Like the other night, when we were getting "dressed up" to attend a fundraiser at an art center in Omaha, I was really good. I totally held back, short of stapling my mouth shut. It wasn't easy.
I didn't tell him when it was time to get ready. I didn't tell him what to wear. I didn't tell him to do anything.
Okay, he was on time, I'll give him that. But what does he wear? A pair of jeans with stains down the front. Looked like motor oil to me. Now, why would anyone wear mechanic's pants to an art center fundraiser? Too-o-o-o- late. We were already in the car, heading down the road, when I first noticed.
"Look, you have a big stain on your pant leg," I cautiously pointed out.
"Uh, I do?" he asked, looking down.
"And there's another one." I had him now. If I had only checked out what he was wearing beforehand, this disaster would've never happened.
"Oh, well," I said, proudly patting myself on the back. "At least I kept my mouth shut while you were getting ready. Did you notice I didn't tell you what to wear?" I said, gloating with my best smile and fishing for positive feedback.
"Yeah, but you just blew it," he countered. "You had to say something, didn't you?"
"Who, me?" I sat there baffled that he didn't realize the value of me pointing out his poor choice of clothes when it was too late to change anyway.
"You're trying to manage me. Don't you see?" he stressed in a gotcha tone. "You're using a sneak-attack – the old backdoor approach."
Taken back and crushed in disbelief, I sniffled, "But I didn't tell you what to wear.

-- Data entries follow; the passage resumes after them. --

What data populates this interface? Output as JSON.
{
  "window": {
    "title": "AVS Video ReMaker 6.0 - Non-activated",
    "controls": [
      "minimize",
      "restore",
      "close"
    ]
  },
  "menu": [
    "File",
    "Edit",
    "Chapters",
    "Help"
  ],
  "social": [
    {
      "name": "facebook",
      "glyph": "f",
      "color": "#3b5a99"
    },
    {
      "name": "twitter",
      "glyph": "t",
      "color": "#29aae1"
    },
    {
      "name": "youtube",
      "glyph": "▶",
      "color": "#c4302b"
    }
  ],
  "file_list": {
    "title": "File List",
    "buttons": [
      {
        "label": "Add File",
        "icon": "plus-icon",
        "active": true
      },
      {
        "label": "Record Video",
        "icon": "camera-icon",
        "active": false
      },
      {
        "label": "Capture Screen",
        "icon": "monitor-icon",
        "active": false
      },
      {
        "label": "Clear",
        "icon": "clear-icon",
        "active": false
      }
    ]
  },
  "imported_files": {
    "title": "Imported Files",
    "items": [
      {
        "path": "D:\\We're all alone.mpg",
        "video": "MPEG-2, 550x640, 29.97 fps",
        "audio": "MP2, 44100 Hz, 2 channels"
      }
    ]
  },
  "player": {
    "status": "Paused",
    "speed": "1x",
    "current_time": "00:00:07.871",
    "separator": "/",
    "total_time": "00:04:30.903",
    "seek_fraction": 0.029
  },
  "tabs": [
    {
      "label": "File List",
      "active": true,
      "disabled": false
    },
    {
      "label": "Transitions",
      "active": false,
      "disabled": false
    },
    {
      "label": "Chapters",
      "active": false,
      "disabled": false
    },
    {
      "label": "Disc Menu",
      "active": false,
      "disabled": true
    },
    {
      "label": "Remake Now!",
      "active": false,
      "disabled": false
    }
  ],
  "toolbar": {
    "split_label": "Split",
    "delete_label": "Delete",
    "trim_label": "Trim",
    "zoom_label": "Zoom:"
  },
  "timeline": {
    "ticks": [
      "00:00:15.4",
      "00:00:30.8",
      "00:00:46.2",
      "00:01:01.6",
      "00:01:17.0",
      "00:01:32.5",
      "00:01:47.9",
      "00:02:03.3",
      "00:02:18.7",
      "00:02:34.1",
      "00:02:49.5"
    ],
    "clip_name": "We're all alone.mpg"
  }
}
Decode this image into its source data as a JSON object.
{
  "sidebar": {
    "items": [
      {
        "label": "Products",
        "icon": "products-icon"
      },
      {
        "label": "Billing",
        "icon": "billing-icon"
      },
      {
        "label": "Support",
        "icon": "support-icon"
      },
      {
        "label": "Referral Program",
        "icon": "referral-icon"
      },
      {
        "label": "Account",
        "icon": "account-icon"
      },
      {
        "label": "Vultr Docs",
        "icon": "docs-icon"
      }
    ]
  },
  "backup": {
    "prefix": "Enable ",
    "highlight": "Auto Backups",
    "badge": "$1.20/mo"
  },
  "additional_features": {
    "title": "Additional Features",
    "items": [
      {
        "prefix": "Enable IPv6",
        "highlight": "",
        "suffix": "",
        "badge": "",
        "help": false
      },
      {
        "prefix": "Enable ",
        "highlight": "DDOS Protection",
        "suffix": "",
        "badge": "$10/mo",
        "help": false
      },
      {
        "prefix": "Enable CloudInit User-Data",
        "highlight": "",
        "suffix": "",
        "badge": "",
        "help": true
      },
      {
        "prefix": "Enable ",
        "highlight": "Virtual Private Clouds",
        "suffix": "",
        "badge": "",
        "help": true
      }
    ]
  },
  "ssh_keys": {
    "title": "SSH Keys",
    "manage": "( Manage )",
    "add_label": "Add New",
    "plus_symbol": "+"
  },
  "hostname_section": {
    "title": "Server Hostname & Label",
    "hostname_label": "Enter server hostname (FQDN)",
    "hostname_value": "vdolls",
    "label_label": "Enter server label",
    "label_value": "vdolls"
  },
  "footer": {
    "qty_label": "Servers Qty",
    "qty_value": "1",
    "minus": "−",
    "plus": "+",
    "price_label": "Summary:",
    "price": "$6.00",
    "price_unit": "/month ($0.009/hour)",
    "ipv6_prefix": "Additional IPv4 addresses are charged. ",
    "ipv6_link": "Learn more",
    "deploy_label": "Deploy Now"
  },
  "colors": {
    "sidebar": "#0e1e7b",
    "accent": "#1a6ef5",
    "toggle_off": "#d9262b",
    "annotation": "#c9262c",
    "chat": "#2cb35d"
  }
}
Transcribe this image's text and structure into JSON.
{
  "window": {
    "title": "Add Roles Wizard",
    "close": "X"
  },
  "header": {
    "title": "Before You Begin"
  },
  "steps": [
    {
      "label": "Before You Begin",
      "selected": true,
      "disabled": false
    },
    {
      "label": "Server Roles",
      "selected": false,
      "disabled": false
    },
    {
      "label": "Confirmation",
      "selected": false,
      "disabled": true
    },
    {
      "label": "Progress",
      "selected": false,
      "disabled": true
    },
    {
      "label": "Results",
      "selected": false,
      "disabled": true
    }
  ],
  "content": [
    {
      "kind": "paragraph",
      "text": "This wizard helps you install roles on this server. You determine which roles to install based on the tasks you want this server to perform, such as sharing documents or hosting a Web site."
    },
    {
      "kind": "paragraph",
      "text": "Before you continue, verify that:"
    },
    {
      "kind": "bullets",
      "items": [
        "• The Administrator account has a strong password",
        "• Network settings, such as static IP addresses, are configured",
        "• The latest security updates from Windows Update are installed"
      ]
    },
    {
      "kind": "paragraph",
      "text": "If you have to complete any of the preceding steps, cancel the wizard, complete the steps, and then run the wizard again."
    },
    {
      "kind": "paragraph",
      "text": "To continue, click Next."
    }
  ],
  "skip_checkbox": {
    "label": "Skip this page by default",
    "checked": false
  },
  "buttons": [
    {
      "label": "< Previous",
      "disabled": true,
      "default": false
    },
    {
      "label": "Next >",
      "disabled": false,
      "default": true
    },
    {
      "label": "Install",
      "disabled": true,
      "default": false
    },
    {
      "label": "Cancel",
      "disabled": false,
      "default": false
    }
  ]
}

Don't I get points for that? Can't you see how good I've been?"
"Not when you're pointing out stains on my clothes," he retorted.
Needless to say, it's been an uphill battle since. You wouldn't believe the number of times I've had to bite my tongue. It's absolutely raw. This is wearing me out. Such a pity to waste all of my good advice, no, make that fantastic, brilliant, insightful and much needed advice, like…
Thank people when they compliment you.
Say hello to our guests.
Don't let your chest hairs show.
Button up your shirt.
Don't stuff your dress shirts in the laundry basket.
Hang them right out of the dryer.
Vacuum the corners.
Put away your power tools.
Don't start another project before you finish the ones you've started.
Wear something nice.
Not jeans with stains.
Not jeans with oil stains.
So much good advice. So little appreciation.
Oh, well, I hope he's happy.
2012 © Copyright Paula Damon.
A resident of Southeast South Dakota, Paula Bosco Damon is a national award-winning columnist. Her writing has won first-place in competitions of the National Federation of Press Women, South Dakota Press Women and Iowa Press Women. In the 2009, 2010 and 2011 South Dakota Press Women Communications Contests, her columns have earned eight first-place awards. To contact Paula, email boscodamon.paula@gmail, follow her blog at email@example.com and find her on FaceBook.